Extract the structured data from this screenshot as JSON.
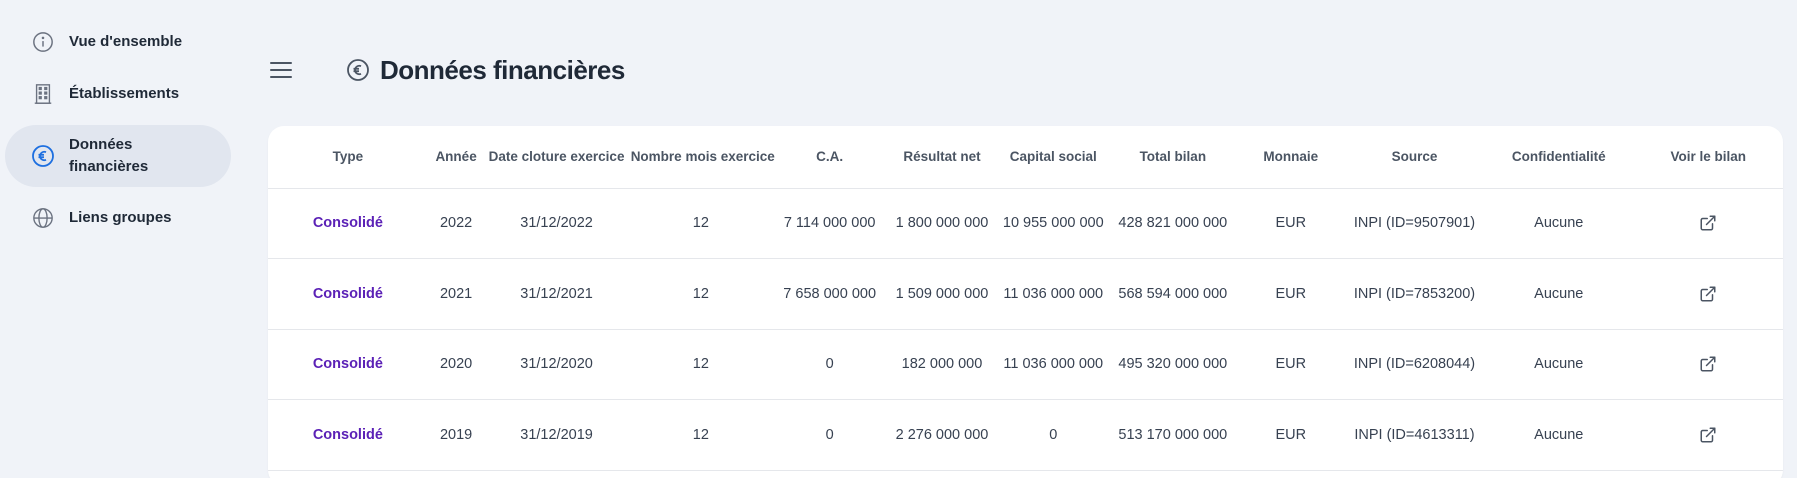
{
  "sidebar": {
    "items": [
      {
        "label": "Vue d'ensemble",
        "icon": "info-circle-icon"
      },
      {
        "label": "Établissements",
        "icon": "building-icon"
      },
      {
        "label": "Données financières",
        "icon": "euro-circle-icon",
        "active": true
      },
      {
        "label": "Liens groupes",
        "icon": "globe-icon"
      }
    ]
  },
  "header": {
    "title": "Données financières"
  },
  "colors": {
    "accent": "#1d6fe0",
    "type_text": "#5b21b6",
    "background": "#f0f3f8"
  },
  "table": {
    "columns": [
      "Type",
      "Année",
      "Date cloture exercice",
      "Nombre mois exercice",
      "C.A.",
      "Résultat net",
      "Capital social",
      "Total bilan",
      "Monnaie",
      "Source",
      "Confidentialité",
      "Voir le bilan"
    ],
    "rows": [
      {
        "type": "Consolidé",
        "annee": "2022",
        "date": "31/12/2022",
        "mois": "12",
        "ca": "7 114 000 000",
        "resultat": "1 800 000 000",
        "capital": "10 955 000 000",
        "bilan": "428 821 000 000",
        "monnaie": "EUR",
        "source": "INPI (ID=9507901)",
        "confidentialite": "Aucune"
      },
      {
        "type": "Consolidé",
        "annee": "2021",
        "date": "31/12/2021",
        "mois": "12",
        "ca": "7 658 000 000",
        "resultat": "1 509 000 000",
        "capital": "11 036 000 000",
        "bilan": "568 594 000 000",
        "monnaie": "EUR",
        "source": "INPI (ID=7853200)",
        "confidentialite": "Aucune"
      },
      {
        "type": "Consolidé",
        "annee": "2020",
        "date": "31/12/2020",
        "mois": "12",
        "ca": "0",
        "resultat": "182 000 000",
        "capital": "11 036 000 000",
        "bilan": "495 320 000 000",
        "monnaie": "EUR",
        "source": "INPI (ID=6208044)",
        "confidentialite": "Aucune"
      },
      {
        "type": "Consolidé",
        "annee": "2019",
        "date": "31/12/2019",
        "mois": "12",
        "ca": "0",
        "resultat": "2 276 000 000",
        "capital": "0",
        "bilan": "513 170 000 000",
        "monnaie": "EUR",
        "source": "INPI (ID=4613311)",
        "confidentialite": "Aucune"
      }
    ]
  }
}
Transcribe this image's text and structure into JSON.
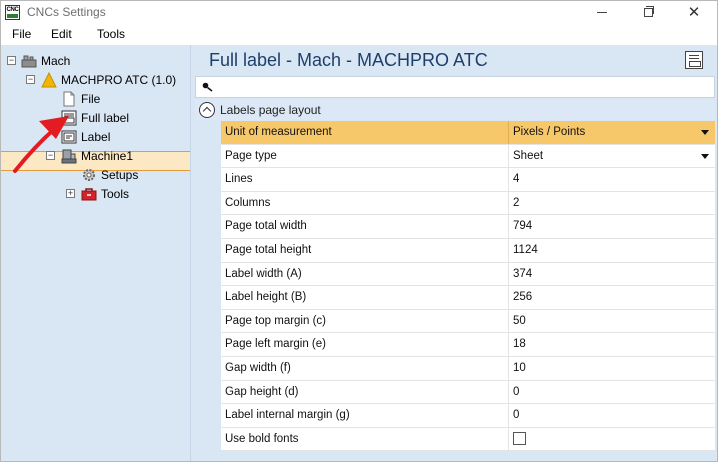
{
  "window": {
    "app_icon_text": "CNC",
    "title": "CNCs Settings"
  },
  "menu": {
    "file": "File",
    "edit": "Edit",
    "tools": "Tools"
  },
  "tree": {
    "root": "Mach",
    "machine": "MACHPRO ATC (1.0)",
    "file": "File",
    "full_label": "Full label",
    "label": "Label",
    "machine1": "Machine1",
    "setups": "Setups",
    "tools": "Tools"
  },
  "content": {
    "title": "Full label - Mach - MACHPRO ATC",
    "search_placeholder": "",
    "group_title": "Labels page layout"
  },
  "properties": [
    {
      "label": "Unit of measurement",
      "value": "Pixels / Points",
      "type": "dropdown",
      "highlight": true
    },
    {
      "label": "Page type",
      "value": "Sheet",
      "type": "dropdown",
      "highlight": false
    },
    {
      "label": "Lines",
      "value": "4",
      "type": "text"
    },
    {
      "label": "Columns",
      "value": "2",
      "type": "text"
    },
    {
      "label": "Page total width",
      "value": "794",
      "type": "text"
    },
    {
      "label": "Page total height",
      "value": "1124",
      "type": "text"
    },
    {
      "label": "Label width (A)",
      "value": "374",
      "type": "text"
    },
    {
      "label": "Label height (B)",
      "value": "256",
      "type": "text"
    },
    {
      "label": "Page top margin (c)",
      "value": "50",
      "type": "text"
    },
    {
      "label": "Page left margin (e)",
      "value": "18",
      "type": "text"
    },
    {
      "label": "Gap width (f)",
      "value": "10",
      "type": "text"
    },
    {
      "label": "Gap height (d)",
      "value": "0",
      "type": "text"
    },
    {
      "label": "Label internal margin (g)",
      "value": "0",
      "type": "text"
    },
    {
      "label": "Use bold fonts",
      "value": "",
      "type": "checkbox",
      "checked": false
    }
  ],
  "colors": {
    "panel_bg": "#d9e6f4",
    "selected_bg": "#fde8c4",
    "selected_border": "#e69c3c",
    "highlight_row": "#f7c86a",
    "title_color": "#1f3f6b",
    "annotation_arrow": "#e31b23"
  },
  "icons": {
    "root": "machine-group-icon",
    "machine": "warning-triangle-icon",
    "file": "document-icon",
    "full_label": "full-label-icon",
    "label": "label-icon",
    "machine1": "cnc-machine-icon",
    "setups": "gear-icon",
    "tools": "toolbox-icon"
  }
}
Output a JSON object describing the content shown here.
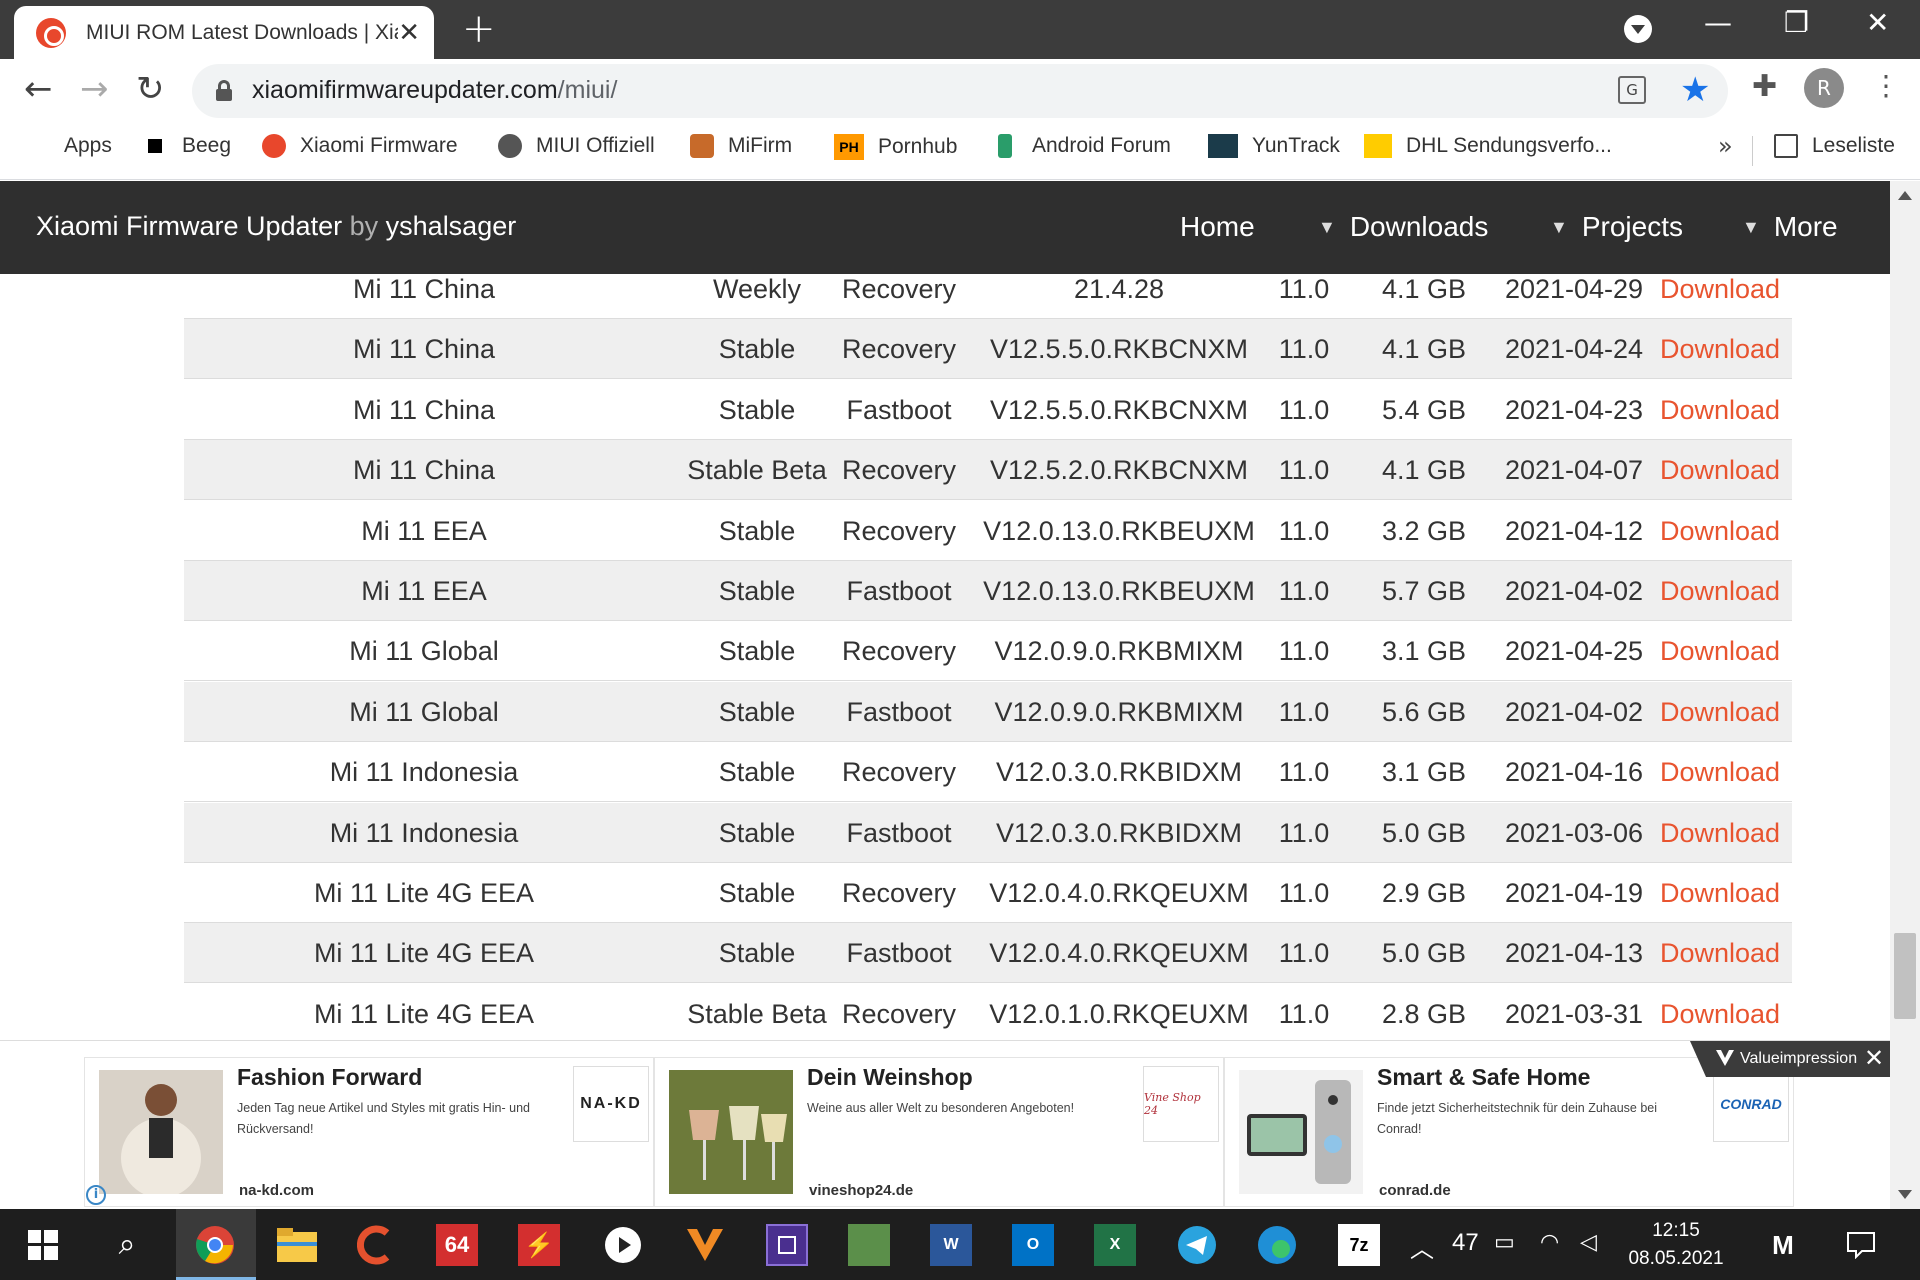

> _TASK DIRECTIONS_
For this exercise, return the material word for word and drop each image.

> _TASK ANSWER_
Extract the structured data from this screenshot as JSON.
{
  "sidebar": {
    "items": [
      {
        "label": "Vue d'ensemble",
        "icon": "info-circle-icon"
      },
      {
        "label": "Établissements",
        "icon": "building-icon"
      },
      {
        "label": "Données financières",
        "icon": "euro-circle-icon",
        "active": true
      },
      {
        "label": "Liens groupes",
        "icon": "globe-icon"
      }
    ]
  },
  "header": {
    "title": "Données financières"
  },
  "colors": {
    "accent": "#1d6fe0",
    "type_text": "#5b21b6",
    "background": "#f0f3f8"
  },
  "table": {
    "columns": [
      "Type",
      "Année",
      "Date cloture exercice",
      "Nombre mois exercice",
      "C.A.",
      "Résultat net",
      "Capital social",
      "Total bilan",
      "Monnaie",
      "Source",
      "Confidentialité",
      "Voir le bilan"
    ],
    "rows": [
      {
        "type": "Consolidé",
        "annee": "2022",
        "date": "31/12/2022",
        "mois": "12",
        "ca": "7 114 000 000",
        "resultat": "1 800 000 000",
        "capital": "10 955 000 000",
        "bilan": "428 821 000 000",
        "monnaie": "EUR",
        "source": "INPI (ID=9507901)",
        "confidentialite": "Aucune"
      },
      {
        "type": "Consolidé",
        "annee": "2021",
        "date": "31/12/2021",
        "mois": "12",
        "ca": "7 658 000 000",
        "resultat": "1 509 000 000",
        "capital": "11 036 000 000",
        "bilan": "568 594 000 000",
        "monnaie": "EUR",
        "source": "INPI (ID=7853200)",
        "confidentialite": "Aucune"
      },
      {
        "type": "Consolidé",
        "annee": "2020",
        "date": "31/12/2020",
        "mois": "12",
        "ca": "0",
        "resultat": "182 000 000",
        "capital": "11 036 000 000",
        "bilan": "495 320 000 000",
        "monnaie": "EUR",
        "source": "INPI (ID=6208044)",
        "confidentialite": "Aucune"
      },
      {
        "type": "Consolidé",
        "annee": "2019",
        "date": "31/12/2019",
        "mois": "12",
        "ca": "0",
        "resultat": "2 276 000 000",
        "capital": "0",
        "bilan": "513 170 000 000",
        "monnaie": "EUR",
        "source": "INPI (ID=4613311)",
        "confidentialite": "Aucune"
      }
    ]
  }
}
Transcribe this image's text and structure into JSON.
{
  "window": {
    "app_icon_text": "CNC",
    "title": "CNCs Settings"
  },
  "menu": {
    "file": "File",
    "edit": "Edit",
    "tools": "Tools"
  },
  "tree": {
    "root": "Mach",
    "machine": "MACHPRO ATC (1.0)",
    "file": "File",
    "full_label": "Full label",
    "label": "Label",
    "machine1": "Machine1",
    "setups": "Setups",
    "tools": "Tools"
  },
  "content": {
    "title": "Full label - Mach - MACHPRO ATC",
    "search_placeholder": "",
    "group_title": "Labels page layout"
  },
  "properties": [
    {
      "label": "Unit of measurement",
      "value": "Pixels / Points",
      "type": "dropdown",
      "highlight": true
    },
    {
      "label": "Page type",
      "value": "Sheet",
      "type": "dropdown",
      "highlight": false
    },
    {
      "label": "Lines",
      "value": "4",
      "type": "text"
    },
    {
      "label": "Columns",
      "value": "2",
      "type": "text"
    },
    {
      "label": "Page total width",
      "value": "794",
      "type": "text"
    },
    {
      "label": "Page total height",
      "value": "1124",
      "type": "text"
    },
    {
      "label": "Label width (A)",
      "value": "374",
      "type": "text"
    },
    {
      "label": "Label height (B)",
      "value": "256",
      "type": "text"
    },
    {
      "label": "Page top margin (c)",
      "value": "50",
      "type": "text"
    },
    {
      "label": "Page left margin (e)",
      "value": "18",
      "type": "text"
    },
    {
      "label": "Gap width (f)",
      "value": "10",
      "type": "text"
    },
    {
      "label": "Gap height (d)",
      "value": "0",
      "type": "text"
    },
    {
      "label": "Label internal margin (g)",
      "value": "0",
      "type": "text"
    },
    {
      "label": "Use bold fonts",
      "value": "",
      "type": "checkbox",
      "checked": false
    }
  ],
  "colors": {
    "panel_bg": "#d9e6f4",
    "selected_bg": "#fde8c4",
    "selected_border": "#e69c3c",
    "highlight_row": "#f7c86a",
    "title_color": "#1f3f6b",
    "annotation_arrow": "#e31b23"
  },
  "icons": {
    "root": "machine-group-icon",
    "machine": "warning-triangle-icon",
    "file": "document-icon",
    "full_label": "full-label-icon",
    "label": "label-icon",
    "machine1": "cnc-machine-icon",
    "setups": "gear-icon",
    "tools": "toolbox-icon"
  }
}
Output a JSON object describing the content shown here.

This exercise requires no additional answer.